▶ [REQUIREMENT] Locate each line in the records containing "this". Copy it.

▶ [INFORMATION]
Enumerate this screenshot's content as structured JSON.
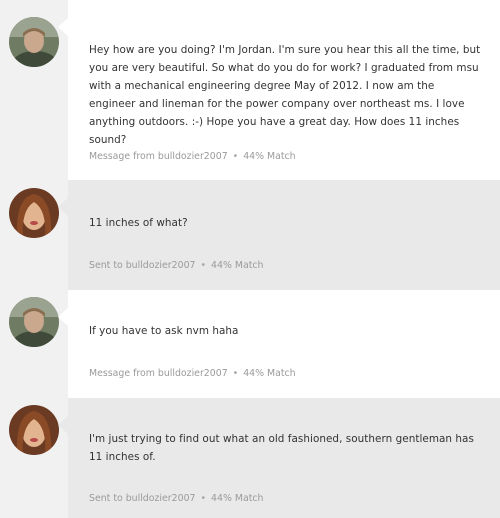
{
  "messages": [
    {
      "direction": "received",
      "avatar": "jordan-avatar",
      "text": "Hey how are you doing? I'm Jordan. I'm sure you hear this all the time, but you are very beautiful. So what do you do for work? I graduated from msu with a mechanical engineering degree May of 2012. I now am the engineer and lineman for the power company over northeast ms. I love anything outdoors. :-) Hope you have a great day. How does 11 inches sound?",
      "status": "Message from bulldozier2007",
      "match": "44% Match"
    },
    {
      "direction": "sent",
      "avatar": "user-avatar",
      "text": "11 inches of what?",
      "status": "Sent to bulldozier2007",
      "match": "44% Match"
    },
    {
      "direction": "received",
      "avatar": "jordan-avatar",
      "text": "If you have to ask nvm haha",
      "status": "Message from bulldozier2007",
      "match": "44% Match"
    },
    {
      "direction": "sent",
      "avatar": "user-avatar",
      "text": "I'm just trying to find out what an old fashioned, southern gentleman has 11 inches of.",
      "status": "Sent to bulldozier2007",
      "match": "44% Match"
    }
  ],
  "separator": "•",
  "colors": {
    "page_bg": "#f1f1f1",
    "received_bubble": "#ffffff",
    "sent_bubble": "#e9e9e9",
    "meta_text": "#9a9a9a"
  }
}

▶ [SOLUTION]
Enumerate this screenshot's content as structured JSON.
      "text": "Hey how are you doing? I'm Jordan. I'm sure you hear this all the time, but you are very beautiful. So what do you do for work? I graduated from msu with a mechanical engineering degree May of 2012. I now am the engineer and lineman for the power company over northeast ms. I love anything outdoors. :-) Hope you have a great day. How does 11 inches sound?",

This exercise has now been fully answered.